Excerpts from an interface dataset
§ §
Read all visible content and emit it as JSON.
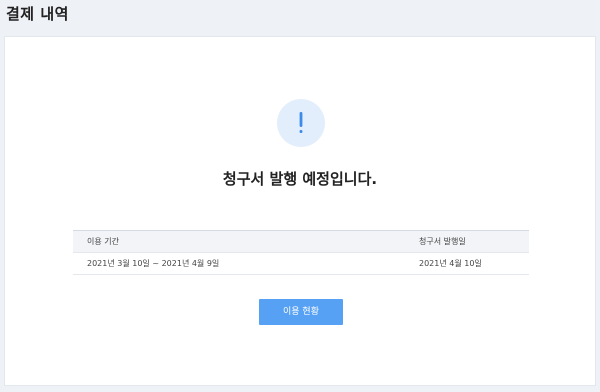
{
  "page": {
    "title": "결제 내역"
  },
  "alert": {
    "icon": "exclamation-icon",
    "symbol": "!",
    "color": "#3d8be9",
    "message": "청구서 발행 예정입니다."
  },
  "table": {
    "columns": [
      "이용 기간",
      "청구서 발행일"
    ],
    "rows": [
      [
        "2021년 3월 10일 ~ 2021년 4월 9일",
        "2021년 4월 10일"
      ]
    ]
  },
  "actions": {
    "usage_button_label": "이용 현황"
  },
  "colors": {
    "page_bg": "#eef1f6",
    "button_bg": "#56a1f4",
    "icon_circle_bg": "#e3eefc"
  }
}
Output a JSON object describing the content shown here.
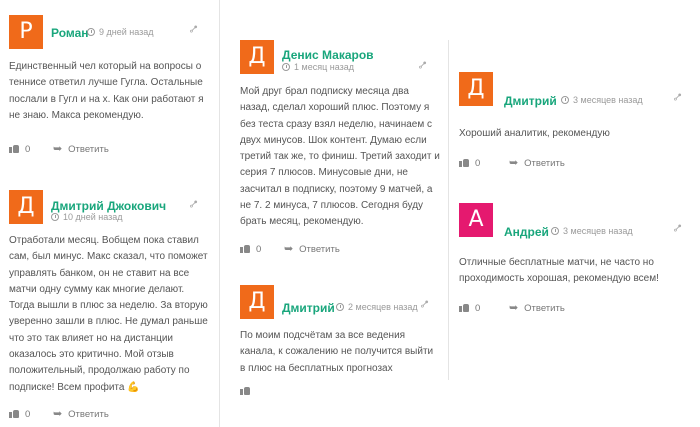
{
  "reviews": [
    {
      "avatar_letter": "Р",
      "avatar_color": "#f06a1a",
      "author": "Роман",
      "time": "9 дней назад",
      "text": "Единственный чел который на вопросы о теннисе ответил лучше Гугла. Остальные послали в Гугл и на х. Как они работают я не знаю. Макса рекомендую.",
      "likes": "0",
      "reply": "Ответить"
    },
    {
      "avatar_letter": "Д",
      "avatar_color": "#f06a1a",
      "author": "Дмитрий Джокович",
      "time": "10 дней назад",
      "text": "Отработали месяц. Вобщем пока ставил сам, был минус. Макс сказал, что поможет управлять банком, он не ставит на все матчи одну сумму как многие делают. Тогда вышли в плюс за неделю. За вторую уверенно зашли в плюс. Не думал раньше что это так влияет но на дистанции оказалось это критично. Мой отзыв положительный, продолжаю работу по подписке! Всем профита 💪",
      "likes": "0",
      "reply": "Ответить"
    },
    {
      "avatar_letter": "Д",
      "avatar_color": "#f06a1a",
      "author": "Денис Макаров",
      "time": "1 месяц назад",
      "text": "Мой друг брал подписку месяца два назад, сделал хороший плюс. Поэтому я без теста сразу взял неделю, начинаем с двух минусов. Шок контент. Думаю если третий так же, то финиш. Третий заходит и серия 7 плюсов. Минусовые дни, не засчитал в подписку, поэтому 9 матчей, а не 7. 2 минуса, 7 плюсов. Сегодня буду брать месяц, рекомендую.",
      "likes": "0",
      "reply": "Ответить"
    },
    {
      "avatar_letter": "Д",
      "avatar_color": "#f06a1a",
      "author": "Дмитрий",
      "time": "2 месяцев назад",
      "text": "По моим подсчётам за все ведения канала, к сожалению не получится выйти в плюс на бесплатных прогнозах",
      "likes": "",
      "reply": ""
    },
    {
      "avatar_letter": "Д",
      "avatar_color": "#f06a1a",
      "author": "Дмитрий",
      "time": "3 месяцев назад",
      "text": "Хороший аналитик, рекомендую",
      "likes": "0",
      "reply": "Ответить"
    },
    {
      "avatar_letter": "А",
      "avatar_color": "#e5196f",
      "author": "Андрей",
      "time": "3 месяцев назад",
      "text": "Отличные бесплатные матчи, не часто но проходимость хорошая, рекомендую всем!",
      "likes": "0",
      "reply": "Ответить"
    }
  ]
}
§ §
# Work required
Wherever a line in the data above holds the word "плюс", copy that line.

# Task answer
      "text": "Отработали месяц. Вобщем пока ставил сам, был минус. Макс сказал, что поможет управлять банком, он не ставит на все матчи одну сумму как многие делают. Тогда вышли в плюс за неделю. За вторую уверенно зашли в плюс. Не думал раньше что это так влияет но на дистанции оказалось это критично. Мой отзыв положительный, продолжаю работу по подписке! Всем профита 💪",
      "text": "Мой друг брал подписку месяца два назад, сделал хороший плюс. Поэтому я без теста сразу взял неделю, начинаем с двух минусов. Шок контент. Думаю если третий так же, то финиш. Третий заходит и серия 7 плюсов. Минусовые дни, не засчитал в подписку, поэтому 9 матчей, а не 7. 2 минуса, 7 плюсов. Сегодня буду брать месяц, рекомендую.",
      "text": "По моим подсчётам за все ведения канала, к сожалению не получится выйти в плюс на бесплатных прогнозах",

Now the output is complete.